Dataset rows for apps and sites.
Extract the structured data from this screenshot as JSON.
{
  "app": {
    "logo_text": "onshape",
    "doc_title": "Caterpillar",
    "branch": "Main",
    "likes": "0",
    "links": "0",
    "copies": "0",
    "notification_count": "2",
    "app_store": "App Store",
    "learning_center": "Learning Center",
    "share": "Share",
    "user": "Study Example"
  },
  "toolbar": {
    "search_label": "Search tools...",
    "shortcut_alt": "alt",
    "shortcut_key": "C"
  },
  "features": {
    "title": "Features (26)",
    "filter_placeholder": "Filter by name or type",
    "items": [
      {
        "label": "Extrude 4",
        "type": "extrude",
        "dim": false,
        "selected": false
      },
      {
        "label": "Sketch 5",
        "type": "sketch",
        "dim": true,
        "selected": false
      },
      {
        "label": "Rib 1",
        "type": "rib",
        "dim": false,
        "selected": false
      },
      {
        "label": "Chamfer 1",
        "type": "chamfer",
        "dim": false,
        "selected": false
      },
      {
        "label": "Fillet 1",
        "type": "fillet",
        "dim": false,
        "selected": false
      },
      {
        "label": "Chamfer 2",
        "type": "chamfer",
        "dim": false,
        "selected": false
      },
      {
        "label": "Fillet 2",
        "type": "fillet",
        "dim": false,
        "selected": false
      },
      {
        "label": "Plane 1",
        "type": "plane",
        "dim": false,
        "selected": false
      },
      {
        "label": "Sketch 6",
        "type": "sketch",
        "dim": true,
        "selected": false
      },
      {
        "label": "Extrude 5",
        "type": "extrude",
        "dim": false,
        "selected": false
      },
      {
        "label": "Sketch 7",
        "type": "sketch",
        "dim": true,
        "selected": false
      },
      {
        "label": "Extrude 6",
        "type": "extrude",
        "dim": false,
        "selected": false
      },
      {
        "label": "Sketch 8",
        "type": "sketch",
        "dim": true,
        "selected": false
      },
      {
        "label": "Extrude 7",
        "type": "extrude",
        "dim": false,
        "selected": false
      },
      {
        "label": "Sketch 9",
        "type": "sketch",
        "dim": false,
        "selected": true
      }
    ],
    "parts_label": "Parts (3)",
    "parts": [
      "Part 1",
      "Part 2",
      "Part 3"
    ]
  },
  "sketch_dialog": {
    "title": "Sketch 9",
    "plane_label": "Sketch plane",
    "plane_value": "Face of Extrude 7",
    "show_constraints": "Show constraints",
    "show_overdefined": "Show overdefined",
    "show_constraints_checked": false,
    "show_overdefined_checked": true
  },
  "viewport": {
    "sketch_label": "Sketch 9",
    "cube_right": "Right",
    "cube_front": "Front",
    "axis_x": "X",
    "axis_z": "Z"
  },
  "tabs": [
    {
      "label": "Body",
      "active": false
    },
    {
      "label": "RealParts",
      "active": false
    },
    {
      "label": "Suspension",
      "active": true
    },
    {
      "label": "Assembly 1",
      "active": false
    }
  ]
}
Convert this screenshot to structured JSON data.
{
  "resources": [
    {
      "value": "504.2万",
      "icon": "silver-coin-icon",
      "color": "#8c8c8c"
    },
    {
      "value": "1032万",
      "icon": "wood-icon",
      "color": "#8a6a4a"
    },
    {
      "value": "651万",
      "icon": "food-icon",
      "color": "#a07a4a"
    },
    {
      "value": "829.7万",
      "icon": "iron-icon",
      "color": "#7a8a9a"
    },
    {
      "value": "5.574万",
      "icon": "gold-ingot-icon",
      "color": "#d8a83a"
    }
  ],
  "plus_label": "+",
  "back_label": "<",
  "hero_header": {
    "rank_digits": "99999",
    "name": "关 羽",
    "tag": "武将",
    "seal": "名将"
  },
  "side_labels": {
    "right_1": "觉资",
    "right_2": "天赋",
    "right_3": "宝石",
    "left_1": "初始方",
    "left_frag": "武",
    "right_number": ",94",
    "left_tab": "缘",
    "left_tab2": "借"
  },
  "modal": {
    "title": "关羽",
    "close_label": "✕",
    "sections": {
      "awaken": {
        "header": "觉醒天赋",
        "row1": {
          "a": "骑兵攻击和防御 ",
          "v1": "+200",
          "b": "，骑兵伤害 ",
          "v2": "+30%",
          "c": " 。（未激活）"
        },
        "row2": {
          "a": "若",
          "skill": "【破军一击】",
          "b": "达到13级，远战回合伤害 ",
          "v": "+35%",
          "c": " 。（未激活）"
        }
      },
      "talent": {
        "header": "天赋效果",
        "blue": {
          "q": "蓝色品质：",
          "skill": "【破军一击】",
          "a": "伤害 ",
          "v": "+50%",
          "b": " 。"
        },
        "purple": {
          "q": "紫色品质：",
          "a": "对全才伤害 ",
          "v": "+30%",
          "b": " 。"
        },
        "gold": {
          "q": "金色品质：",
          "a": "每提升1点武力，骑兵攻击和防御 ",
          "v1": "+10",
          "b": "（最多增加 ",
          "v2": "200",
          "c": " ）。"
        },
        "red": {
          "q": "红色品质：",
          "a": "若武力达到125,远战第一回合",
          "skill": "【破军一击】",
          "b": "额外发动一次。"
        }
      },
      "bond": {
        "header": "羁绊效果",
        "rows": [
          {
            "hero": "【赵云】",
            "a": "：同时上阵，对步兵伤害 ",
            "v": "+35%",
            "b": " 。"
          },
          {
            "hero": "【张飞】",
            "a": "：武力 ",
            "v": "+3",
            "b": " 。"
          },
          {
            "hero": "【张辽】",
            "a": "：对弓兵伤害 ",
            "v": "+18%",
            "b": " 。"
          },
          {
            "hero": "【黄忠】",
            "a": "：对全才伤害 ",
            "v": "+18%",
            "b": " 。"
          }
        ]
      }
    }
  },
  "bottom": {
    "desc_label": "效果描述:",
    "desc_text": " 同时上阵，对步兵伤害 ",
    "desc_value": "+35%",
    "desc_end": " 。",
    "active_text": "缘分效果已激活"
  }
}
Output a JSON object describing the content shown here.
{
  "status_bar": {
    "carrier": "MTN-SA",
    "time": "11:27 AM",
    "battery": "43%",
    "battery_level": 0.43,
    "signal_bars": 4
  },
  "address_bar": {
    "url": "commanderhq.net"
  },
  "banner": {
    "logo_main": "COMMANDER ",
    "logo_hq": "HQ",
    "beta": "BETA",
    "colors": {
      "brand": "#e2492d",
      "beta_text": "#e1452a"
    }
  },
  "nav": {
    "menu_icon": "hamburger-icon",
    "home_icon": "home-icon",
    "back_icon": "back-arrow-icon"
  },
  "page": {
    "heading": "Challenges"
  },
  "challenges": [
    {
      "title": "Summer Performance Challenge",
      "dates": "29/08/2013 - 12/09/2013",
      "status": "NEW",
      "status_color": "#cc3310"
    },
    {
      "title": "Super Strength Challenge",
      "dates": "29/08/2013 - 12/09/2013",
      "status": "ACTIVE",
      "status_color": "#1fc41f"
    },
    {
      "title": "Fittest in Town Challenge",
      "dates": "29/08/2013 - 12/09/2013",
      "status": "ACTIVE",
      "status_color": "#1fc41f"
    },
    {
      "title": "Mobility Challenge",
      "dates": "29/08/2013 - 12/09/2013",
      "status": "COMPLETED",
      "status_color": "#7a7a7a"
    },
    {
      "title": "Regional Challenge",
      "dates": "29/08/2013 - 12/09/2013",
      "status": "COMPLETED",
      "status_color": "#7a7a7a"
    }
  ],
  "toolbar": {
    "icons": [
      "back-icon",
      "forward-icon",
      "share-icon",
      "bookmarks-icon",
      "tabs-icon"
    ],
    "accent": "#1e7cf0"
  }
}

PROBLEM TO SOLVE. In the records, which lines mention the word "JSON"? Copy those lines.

PROBLEM SOLUTION.
Extract the structured data from this screenshot as JSON.
Convert this screenshot to structured JSON data.
Output a JSON object describing the content shown here.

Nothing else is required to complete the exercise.